This research is important because it can help us understand the evolution and development of human behavior, Sabbi said, and similar observational behavior can be nearly impossible to get in human children: “In this study, we’re examining normative levels of chimpanzee aggression- that is something that can be really hard to access in studies of humans, especially children.” Chimpanzees are also perfect for this kind of study because we don’t have a lot of evidence for teaching, so we can rule out the effects of gender socialization and see how other aspects of experience and social learning play a role in aggressive development—things that are likely also going on for humans, but are really difficult for us to study because human socialization is such a strong force.”
“Second, the work underscores how crucial it is to get away from false dichotomies like nature versus nurture. At this point, we have tons of evidence for both sides so it’s clear that both things are important. We showed two things here: first, that male chimpanzees do have different experiences of aggression in their early lives, and, second, that those experiences are shaped by behavioral differences that emerge around the same time and already resemble adult patterns.

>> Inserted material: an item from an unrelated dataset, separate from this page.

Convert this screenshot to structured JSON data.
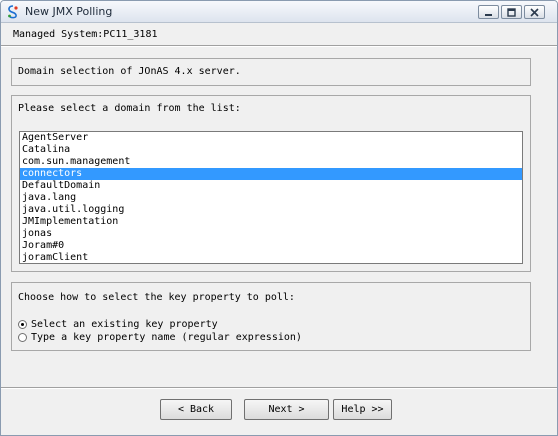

"Both of these align with adult behavioral differences. So, I think that the next step is to start getting really into the nitty-gritty of how each thing contributes to shaping behavior and how they work together and play off of each other to shape behavior,” she remarked.